→ What to work on
Hunt for the word "Tracker" across the entries below, copying each line that holds it.

→ Supplied material
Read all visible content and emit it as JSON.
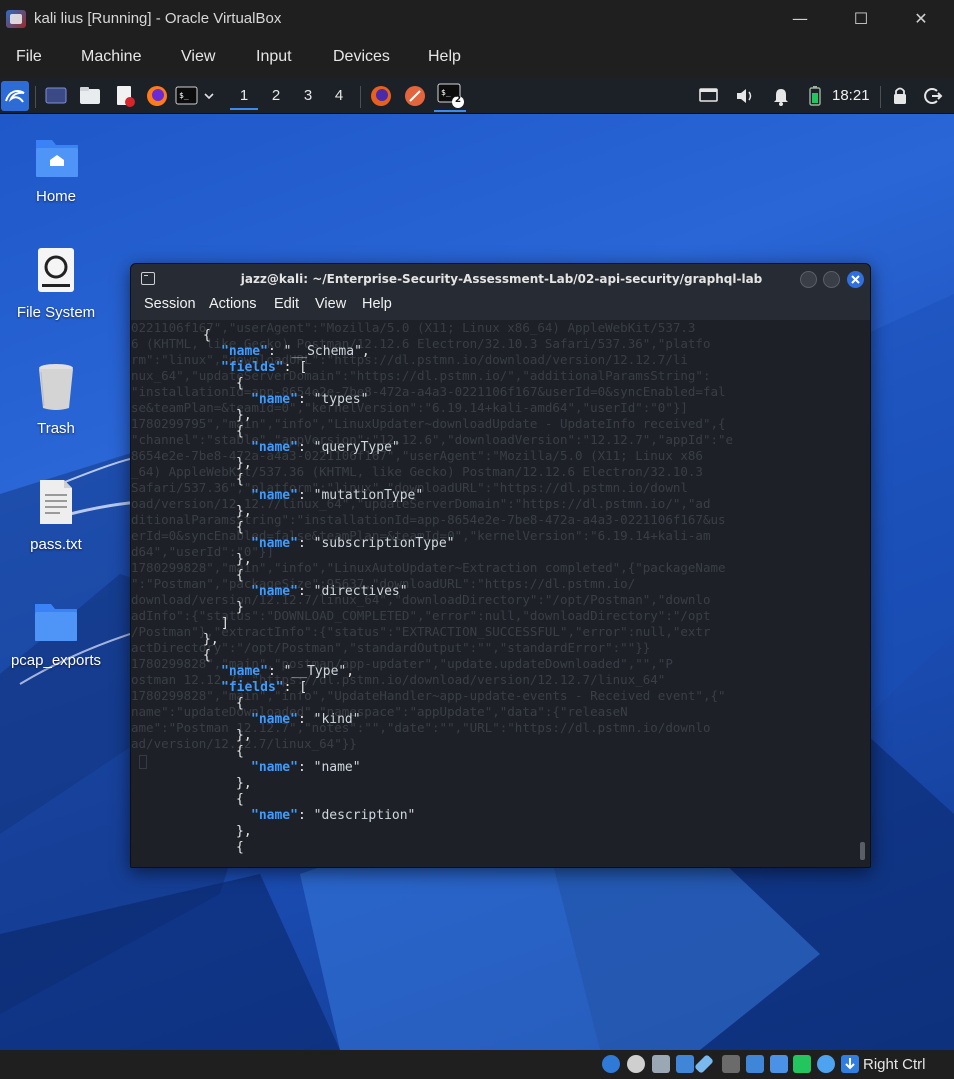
{
  "vbox": {
    "title": "kali lius [Running] - Oracle VirtualBox",
    "menu": [
      "File",
      "Machine",
      "View",
      "Input",
      "Devices",
      "Help"
    ],
    "host_key": "Right Ctrl"
  },
  "panel": {
    "workspaces": [
      "1",
      "2",
      "3",
      "4"
    ],
    "active_workspace": "1",
    "terminal_badge": "2",
    "clock": "18:21"
  },
  "desktop": {
    "icons": [
      {
        "label": "Home",
        "icon": "home-folder-icon"
      },
      {
        "label": "File System",
        "icon": "drive-icon"
      },
      {
        "label": "Trash",
        "icon": "trash-icon"
      },
      {
        "label": "pass.txt",
        "icon": "text-file-icon"
      },
      {
        "label": "pcap_exports",
        "icon": "folder-icon"
      }
    ]
  },
  "terminal": {
    "title": "jazz@kali: ~/Enterprise-Security-Assessment-Lab/02-api-security/graphql-lab",
    "menu": [
      "Session",
      "Actions",
      "Edit",
      "View",
      "Help"
    ],
    "colors": {
      "key": "#3f9cff",
      "string": "#d0d6dd",
      "background": "#1d2027",
      "close_button": "#2f6fe0"
    },
    "lines": [
      {
        "brace": "{"
      },
      {
        "key": "\"name\"",
        "punc": ": ",
        "val": "\"__Schema\"",
        "tail": ","
      },
      {
        "key": "\"fields\"",
        "punc": ": ",
        "val": "",
        "tail": "["
      },
      {
        "brace": "{"
      },
      {
        "key": "\"name\"",
        "punc": ": ",
        "val": "\"types\"",
        "tail": ""
      },
      {
        "brace": "},"
      },
      {
        "brace": "{"
      },
      {
        "key": "\"name\"",
        "punc": ": ",
        "val": "\"queryType\"",
        "tail": ""
      },
      {
        "brace": "},"
      },
      {
        "brace": "{"
      },
      {
        "key": "\"name\"",
        "punc": ": ",
        "val": "\"mutationType\"",
        "tail": ""
      },
      {
        "brace": "},"
      },
      {
        "brace": "{"
      },
      {
        "key": "\"name\"",
        "punc": ": ",
        "val": "\"subscriptionType\"",
        "tail": ""
      },
      {
        "brace": "},"
      },
      {
        "brace": "{"
      },
      {
        "key": "\"name\"",
        "punc": ": ",
        "val": "\"directives\"",
        "tail": ""
      },
      {
        "brace": "}"
      },
      {
        "brace": "]"
      },
      {
        "brace": "},"
      },
      {
        "brace": "{"
      },
      {
        "key": "\"name\"",
        "punc": ": ",
        "val": "\"__Type\"",
        "tail": ","
      },
      {
        "key": "\"fields\"",
        "punc": ": ",
        "val": "",
        "tail": "["
      },
      {
        "brace": "{"
      },
      {
        "key": "\"name\"",
        "punc": ": ",
        "val": "\"kind\"",
        "tail": ""
      },
      {
        "brace": "},"
      },
      {
        "brace": "{"
      },
      {
        "key": "\"name\"",
        "punc": ": ",
        "val": "\"name\"",
        "tail": ""
      },
      {
        "brace": "},"
      },
      {
        "brace": "{"
      },
      {
        "key": "\"name\"",
        "punc": ": ",
        "val": "\"description\"",
        "tail": ""
      },
      {
        "brace": "},"
      },
      {
        "brace": "{"
      }
    ],
    "ghost_text": [
      "0221106f167\",\"userAgent\":\"Mozilla/5.0 (X11; Linux x86_64) AppleWebKit/537.3",
      "6 (KHTML, like Gecko) Postman/12.12.6 Electron/32.10.3 Safari/537.36\",\"platfo",
      "rm\":\"linux\",\"downloadURL\":\"https://dl.pstmn.io/download/version/12.12.7/li",
      "nux_64\",\"updateServerDomain\":\"https://dl.pstmn.io/\",\"additionalParamsString\":",
      "\"installationId=app-8654e2e-7be8-472a-a4a3-0221106f167&userId=0&syncEnabled=fal",
      "se&teamPlan=&teamId=0\",\"kernelVersion\":\"6.19.14+kali-amd64\",\"userId\":\"0\"}]",
      "1780299795\",\"main\",\"info\",\"LinuxUpdater~downloadUpdate - UpdateInfo received\",{",
      "\"channel\":\"stable\",\"appVersion\":\"12.12.6\",\"downloadVersion\":\"12.12.7\",\"appId\":\"e",
      "8654e2e-7be8-472a-a4a3-0221106f167\",\"userAgent\":\"Mozilla/5.0 (X11; Linux x86",
      "_64) AppleWebKit/537.36 (KHTML, like Gecko) Postman/12.12.6 Electron/32.10.3",
      "Safari/537.36\",\"platform\":\"linux\",\"downloadURL\":\"https://dl.pstmn.io/downl",
      "oad/version/12.12.7/linux_64\",\"updateServerDomain\":\"https://dl.pstmn.io/\",\"ad",
      "ditionalParamsString\":\"installationId=app-8654e2e-7be8-472a-a4a3-0221106f167&us",
      "erId=0&syncEnabled=false&teamPlan=&teamId=0\",\"kernelVersion\":\"6.19.14+kali-am",
      "d64\",\"userId\":\"0\"}]",
      "1780299828\",\"main\",\"info\",\"LinuxAutoUpdater~Extraction completed\",{\"packageName",
      "\":\"Postman\",\"packageSize\":95637,\"downloadURL\":\"https://dl.pstmn.io/",
      "download/version/12.12.7/linux_64\",\"downloadDirectory\":\"/opt/Postman\",\"downlo",
      "adInfo\":{\"status\":\"DOWNLOAD_COMPLETED\",\"error\":null,\"downloadDirectory\":\"/opt",
      "/Postman\"},\"extractInfo\":{\"status\":\"EXTRACTION_SUCCESSFUL\",\"error\":null,\"extr",
      "actDirectory\":\"/opt/Postman\",\"standardOutput\":\"\",\"standardError\":\"\"}}",
      "1780299828\",\"main\",\"postman/app-updater\",\"update.updateDownloaded\",\"\",\"P",
      "ostman 12.12.7\",\"https://dl.pstmn.io/download/version/12.12.7/linux_64\"",
      "1780299828\",\"main\",\"info\",\"UpdateHandler~app-update-events - Received event\",{\"",
      "name\":\"updateDownloaded\",\"namespace\":\"appUpdate\",\"data\":{\"releaseN",
      "ame\":\"Postman 12.12.7\",\"notes\":\"\",\"date\":\"\",\"URL\":\"https://dl.pstmn.io/downlo",
      "ad/version/12.12.7/linux_64\"}}"
    ]
  }
}
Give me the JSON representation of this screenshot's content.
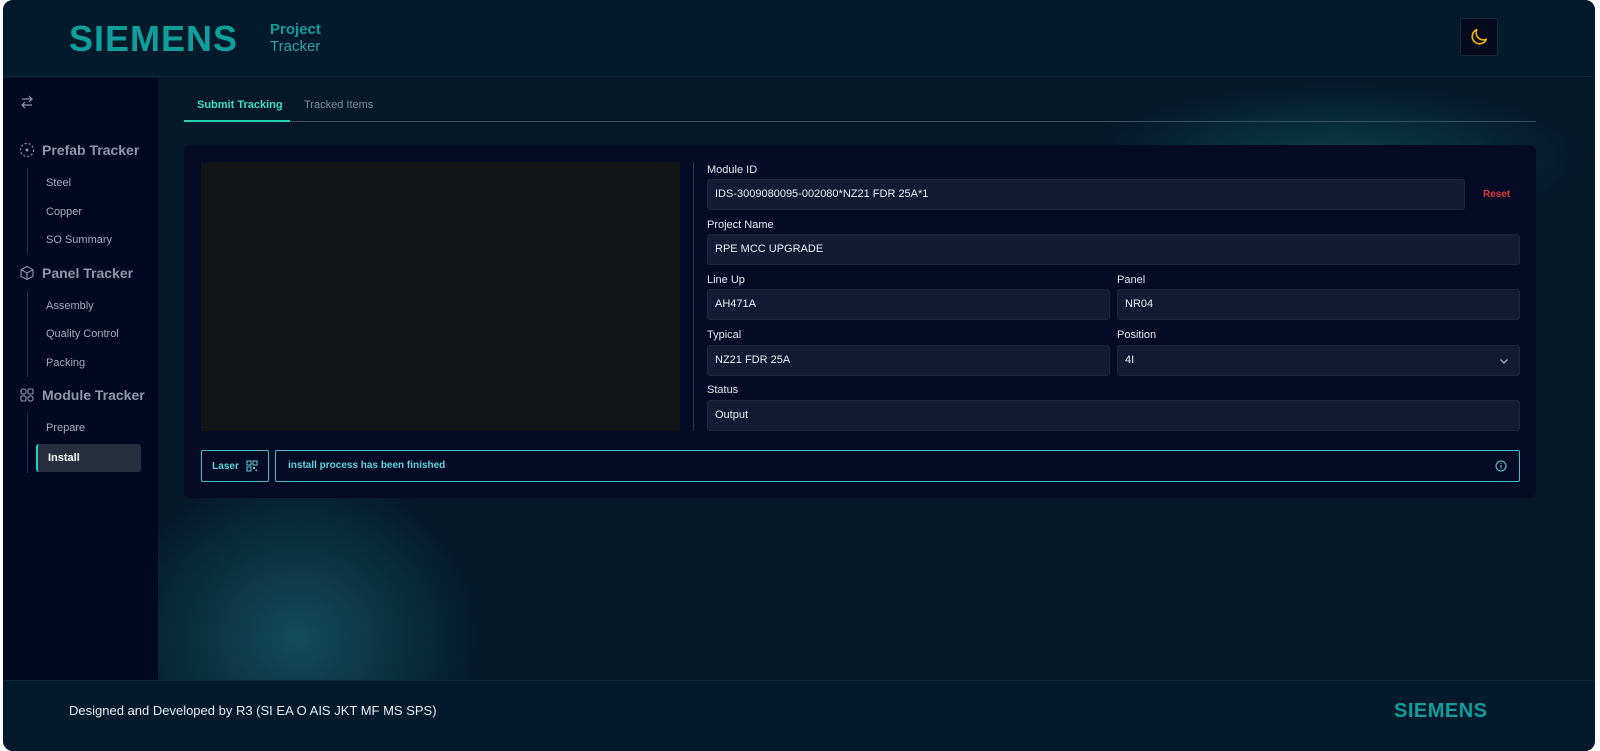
{
  "header": {
    "brand": "SIEMENS",
    "subtitle_line1": "Project",
    "subtitle_line2": "Tracker",
    "theme_icon": "moon-icon"
  },
  "sidebar": {
    "collapse_icon": "swap-arrows-icon",
    "sections": [
      {
        "label": "Prefab Tracker",
        "icon": "dashed-circle-icon",
        "items": [
          "Steel",
          "Copper",
          "SO Summary"
        ]
      },
      {
        "label": "Panel Tracker",
        "icon": "cube-icon",
        "items": [
          "Assembly",
          "Quality Control",
          "Packing"
        ]
      },
      {
        "label": "Module Tracker",
        "icon": "modules-icon",
        "items": [
          "Prepare",
          "Install"
        ]
      }
    ],
    "active_item": "Install"
  },
  "tabs": {
    "submit": "Submit Tracking",
    "tracked": "Tracked Items",
    "active": "Submit Tracking"
  },
  "form": {
    "module_id_label": "Module ID",
    "module_id_value": "IDS-3009080095-002080*NZ21 FDR 25A*1",
    "reset_label": "Reset",
    "project_name_label": "Project Name",
    "project_name_value": "RPE MCC UPGRADE",
    "line_up_label": "Line Up",
    "line_up_value": "AH471A",
    "panel_label": "Panel",
    "panel_value": "NR04",
    "typical_label": "Typical",
    "typical_value": "NZ21 FDR 25A",
    "position_label": "Position",
    "position_value": "4I",
    "status_label": "Status",
    "status_value": "Output"
  },
  "actions": {
    "laser_label": "Laser",
    "message": "install process has been finished"
  },
  "footer": {
    "credit": "Designed and Developed by R3 (SI EA O AIS JKT MF MS SPS)",
    "logo": "SIEMENS"
  },
  "colors": {
    "accent": "#0f9e9a",
    "active_tab": "#3ddfc0",
    "reset": "#e13a3a",
    "message": "#5fd4dd"
  }
}
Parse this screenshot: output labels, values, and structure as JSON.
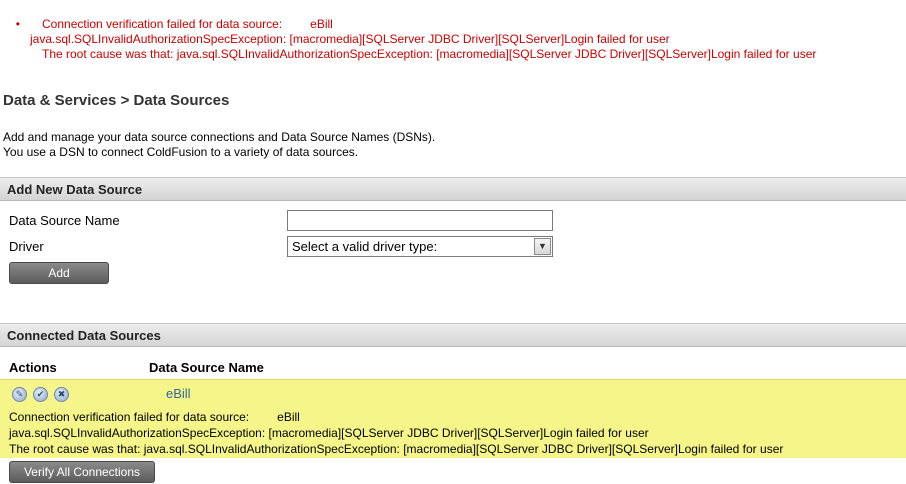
{
  "top_error": {
    "bullet": "•",
    "line1_prefix": "Connection verification failed for data source:",
    "line1_dsn": "eBill",
    "line2": "java.sql.SQLInvalidAuthorizationSpecException: [macromedia][SQLServer JDBC Driver][SQLServer]Login failed for user",
    "line3": "The root cause was that: java.sql.SQLInvalidAuthorizationSpecException: [macromedia][SQLServer JDBC Driver][SQLServer]Login failed for user"
  },
  "page_title": "Data & Services > Data Sources",
  "intro": {
    "line1": "Add and manage your data source connections and Data Source Names (DSNs).",
    "line2": "You use a DSN to connect ColdFusion to a variety of data sources."
  },
  "add_section": {
    "header": "Add New Data Source",
    "name_label": "Data Source Name",
    "name_value": "",
    "driver_label": "Driver",
    "driver_selected": "Select a valid driver type:",
    "add_button": "Add"
  },
  "connected_section": {
    "header": "Connected Data Sources",
    "col_actions": "Actions",
    "col_name": "Data Source Name",
    "rows": [
      {
        "name": "eBill",
        "error_line1_prefix": "Connection verification failed for data source:",
        "error_line1_dsn": "eBill",
        "error_line2": "java.sql.SQLInvalidAuthorizationSpecException: [macromedia][SQLServer JDBC Driver][SQLServer]Login failed for user",
        "error_line3": "The root cause was that: java.sql.SQLInvalidAuthorizationSpecException: [macromedia][SQLServer JDBC Driver][SQLServer]Login failed for user"
      }
    ],
    "verify_button": "Verify All Connections"
  },
  "icons": {
    "edit": "pencil-icon",
    "verify": "check-icon",
    "delete": "x-icon",
    "select_arrow": "chevron-down-icon"
  },
  "colors": {
    "error_text": "#cc0000",
    "row_highlight": "#f5f58a",
    "link": "#336699"
  }
}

→ Response area
    "subtitle_line2": "Tracker",
        "label": "Prefab Tracker",
        "label": "Panel Tracker",
        "label": "Module Tracker",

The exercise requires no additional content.